The number of ballot initiatives seen in Utah in recent elections is historically high. Some have divided communities (e.g., medical marijuana), while others created legal conflicts and left state legislators to clean up the mess (e.g., Medicaid expansion).
Many are being driven by deep-pocketed, out-of-state political donors seeking to change laws (which they don’t have to live under) combined with a for-profit signature-gathering industry (whose primary goal is not good laws, but making money). These problematic realities do not encourage good public policymaking, and they even risk persuading the public that Utah’s ballot is more about profit than policy.
But these problems also bring an opportunity for solutions.
Solving Utah’s ballot initiative problems requires reforms that protect the integrity of our republic’s democratic and constitutional institution of ballot initiatives by: (1) making it a better policymaking process and (2) protecting that process from the perception that it facilitates political profiteering.
The best policymaking process we have — the process that has generated the policies that contribute to Utah’s nation-leading economic prosperity and good governance — is the legislative process. Of course, one purpose of a ballot initiative is to bypass state lawmakers. However, ballot initiatives — and all Utahns — could still benefit from adopting positive elements of the legislative process, even if they want to go around state lawmakers. The legislative process is driven by a competition of ideas and a need to balance geographic interests through deliberative debate and building consensus support for a new law.
Stoking a competition of ideas within ballot initiatives could be done by giving voters more than a binary choice on ballot issues. For example, the timing of signature gathering on ballot initiatives could be adjusted so that the Utah Legislature could put an alternative option on the ballot alongside a proposition. Voters would then choose among supporting the proposition, supporting the Legislature’s alternative, or opposing both and voting for the status quo.
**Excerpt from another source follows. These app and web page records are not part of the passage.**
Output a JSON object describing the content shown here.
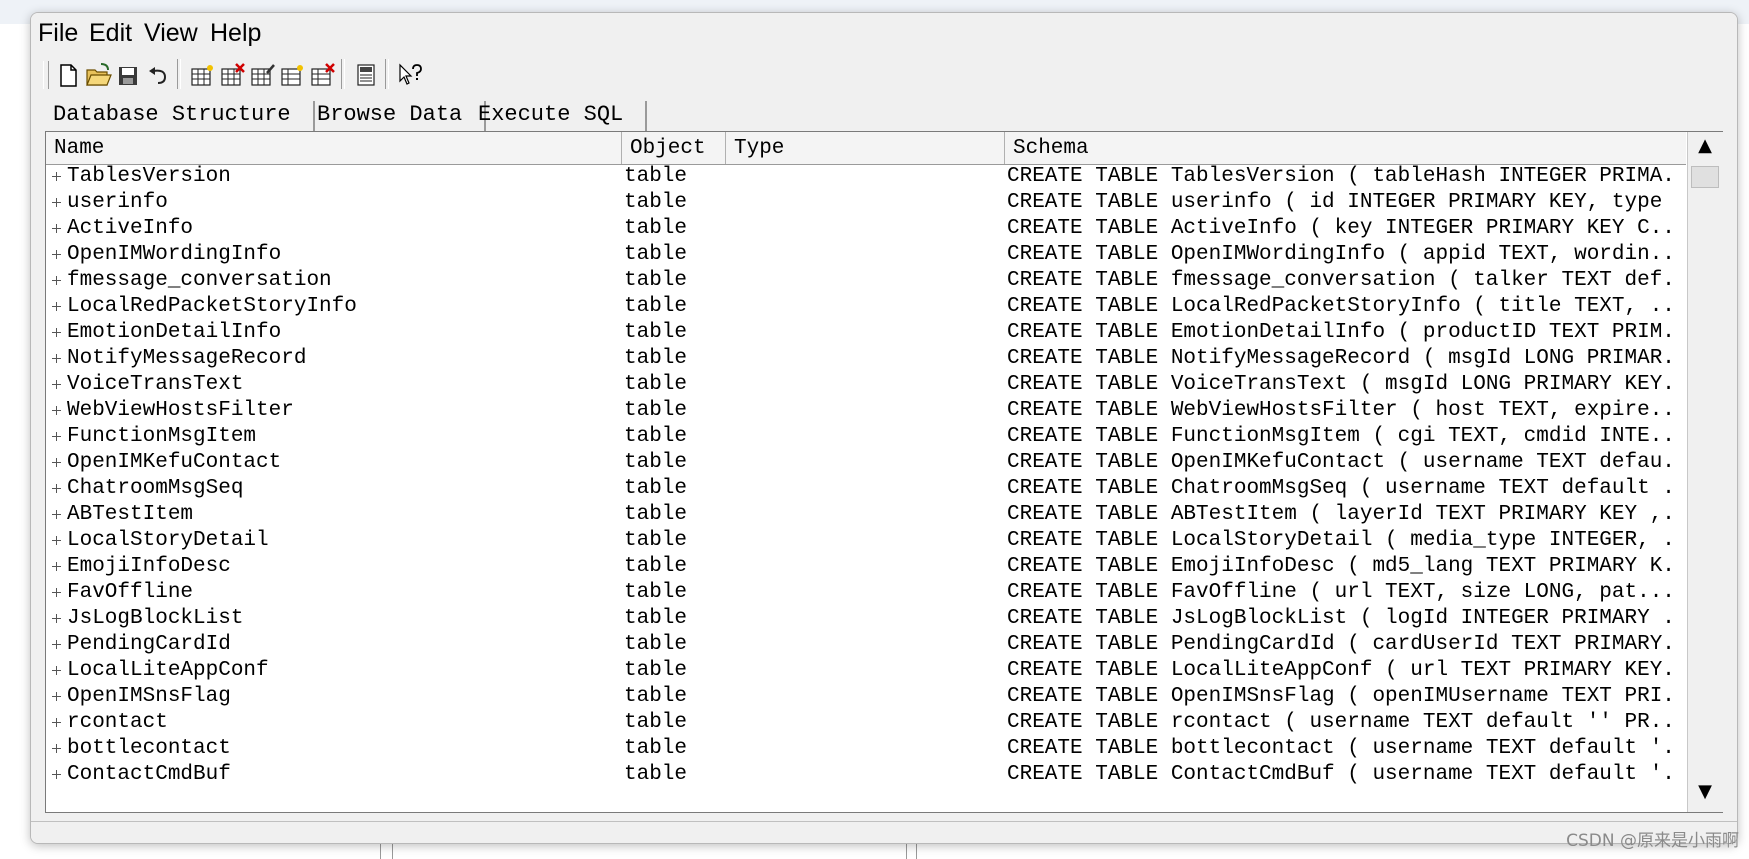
{
  "menu": {
    "items": [
      "File",
      "Edit",
      "View",
      "Help"
    ]
  },
  "tabs": [
    {
      "label": "Database Structure"
    },
    {
      "label": "Browse Data"
    },
    {
      "label": "Execute SQL"
    }
  ],
  "table": {
    "columns": {
      "name": "Name",
      "object": "Object",
      "type": "Type",
      "schema": "Schema"
    },
    "rows": [
      {
        "name": "TablesVersion",
        "object": "table",
        "type": "",
        "schema": "CREATE TABLE TablesVersion (  tableHash INTEGER PRIMA..."
      },
      {
        "name": "userinfo",
        "object": "table",
        "type": "",
        "schema": "CREATE TABLE userinfo ( id INTEGER PRIMARY KEY, type ..."
      },
      {
        "name": "ActiveInfo",
        "object": "table",
        "type": "",
        "schema": "CREATE TABLE ActiveInfo (  key INTEGER PRIMARY KEY  C..."
      },
      {
        "name": "OpenIMWordingInfo",
        "object": "table",
        "type": "",
        "schema": "CREATE TABLE OpenIMWordingInfo (  appid TEXT,  wordin..."
      },
      {
        "name": "fmessage_conversation",
        "object": "table",
        "type": "",
        "schema": "CREATE TABLE fmessage_conversation (  talker TEXT def..."
      },
      {
        "name": "LocalRedPacketStoryInfo",
        "object": "table",
        "type": "",
        "schema": "CREATE TABLE LocalRedPacketStoryInfo (  title TEXT,  ..."
      },
      {
        "name": "EmotionDetailInfo",
        "object": "table",
        "type": "",
        "schema": "CREATE TABLE EmotionDetailInfo (  productID TEXT PRIM..."
      },
      {
        "name": "NotifyMessageRecord",
        "object": "table",
        "type": "",
        "schema": "CREATE TABLE NotifyMessageRecord (  msgId LONG PRIMAR..."
      },
      {
        "name": "VoiceTransText",
        "object": "table",
        "type": "",
        "schema": "CREATE TABLE VoiceTransText (  msgId LONG PRIMARY KEY..."
      },
      {
        "name": "WebViewHostsFilter",
        "object": "table",
        "type": "",
        "schema": "CREATE TABLE WebViewHostsFilter (  host TEXT,  expire..."
      },
      {
        "name": "FunctionMsgItem",
        "object": "table",
        "type": "",
        "schema": "CREATE TABLE FunctionMsgItem (  cgi TEXT,  cmdid INTE..."
      },
      {
        "name": "OpenIMKefuContact",
        "object": "table",
        "type": "",
        "schema": "CREATE TABLE OpenIMKefuContact (  username TEXT defau..."
      },
      {
        "name": "ChatroomMsgSeq",
        "object": "table",
        "type": "",
        "schema": "CREATE TABLE ChatroomMsgSeq (  username TEXT default ..."
      },
      {
        "name": "ABTestItem",
        "object": "table",
        "type": "",
        "schema": "CREATE TABLE ABTestItem (  layerId TEXT PRIMARY KEY ,..."
      },
      {
        "name": "LocalStoryDetail",
        "object": "table",
        "type": "",
        "schema": "CREATE TABLE LocalStoryDetail (  media_type INTEGER, ..."
      },
      {
        "name": "EmojiInfoDesc",
        "object": "table",
        "type": "",
        "schema": "CREATE TABLE EmojiInfoDesc (  md5_lang TEXT PRIMARY K..."
      },
      {
        "name": "FavOffline",
        "object": "table",
        "type": "",
        "schema": "CREATE TABLE FavOffline (  url TEXT,  size LONG,  pat..."
      },
      {
        "name": "JsLogBlockList",
        "object": "table",
        "type": "",
        "schema": "CREATE TABLE JsLogBlockList (  logId INTEGER PRIMARY ..."
      },
      {
        "name": "PendingCardId",
        "object": "table",
        "type": "",
        "schema": "CREATE TABLE PendingCardId (  cardUserId TEXT PRIMARY..."
      },
      {
        "name": "LocalLiteAppConf",
        "object": "table",
        "type": "",
        "schema": "CREATE TABLE LocalLiteAppConf (  url TEXT PRIMARY KEY..."
      },
      {
        "name": "OpenIMSnsFlag",
        "object": "table",
        "type": "",
        "schema": "CREATE TABLE OpenIMSnsFlag (  openIMUsername TEXT PRI..."
      },
      {
        "name": "rcontact",
        "object": "table",
        "type": "",
        "schema": "CREATE TABLE rcontact (  username TEXT default ''  PR..."
      },
      {
        "name": "bottlecontact",
        "object": "table",
        "type": "",
        "schema": "CREATE TABLE bottlecontact (  username TEXT default '..."
      },
      {
        "name": "ContactCmdBuf",
        "object": "table",
        "type": "",
        "schema": "CREATE TABLE ContactCmdBuf (  username TEXT default '..."
      }
    ]
  },
  "watermark": "CSDN @原来是小雨啊",
  "toolbar": {
    "icons": [
      "new-database-icon",
      "open-database-icon",
      "save-icon",
      "undo-icon",
      "create-table-icon",
      "delete-table-icon",
      "modify-table-icon",
      "create-index-icon",
      "delete-index-icon",
      "log-window-icon",
      "whats-this-icon"
    ]
  }
}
Having a third voting option on a ballot question would avoid the false and misleading choice currently presented to voters on ballot questions. In the case of Medicaid expansion, for instance, instead of choosing to either help low-income people get health coverage or do nothing more for them, they would choose among multiple ways to help them or leave things as they are. This competition of ideas will force a more informed debate that leads to better public policy, as the proposed laws of ballot initiative supporters and legislators must compete to create the broadest consensus of support.
Another healthy part of the legislative process that ballot initiatives could adapt and borrow is to require that an initiative win the most votes in a majority (15 of 29) or super-majority (20 of 29) of senate districts in the state to pass, rather than just winning the most votes statewide. This would require that initiatives appeal to a wide geographic swath of the state, rather than focusing on population centers. This would empower more Utahns and force initiative supporters to again focus on building a broad public consensus of support from voters.
Some may complain that this second reform would add improper burdens to passing a ballot initiative. However, getting a statewide majority (the current requirement) actually requires more votes than getting a majority in 15 or 20 state senate districts. Rather than clearly placing a bigger burden on ballot initiatives, a requirement for a majority/supermajority of senate districts would create some barriers, while lowering others. What it would clearly do is tilt ballot initiative dynamics toward generating broad consensus on policy issues, and away from a simple appeal to a narrower base of population centers.
One way to protect the ballot initiative process from problems associated with the practices of for-profit signature-gathering companies: Require such companies to be licensed and strictly follow rules connected to that license. During signature-gathering for the medical marijuana ballot initiative, for instance, signature gatherers from both sides were accused of making false statements to persuade voters to sign or remove a signature from the initiative, and the same for-profit companies that were paid to gather signatures for the initiative were paid to get those signatures removed. Both of these practices should be violations of a for-profit signature-gathering business license – and should result in immediate suspension of that license and disqualification of all signatures that company gathered or had removed.
With these kinds of reforms to our ballot initiative process, initiatives would be more geared toward broad consensus, likely making them less divisive and controversial. The ballot initiative process would also be protected from public perception concerns related to for-profit signature gathering. In both cases, ballot initiatives would likely lead to better policy outcomes for Utahns. And that is what all ballot initiatives should really be about.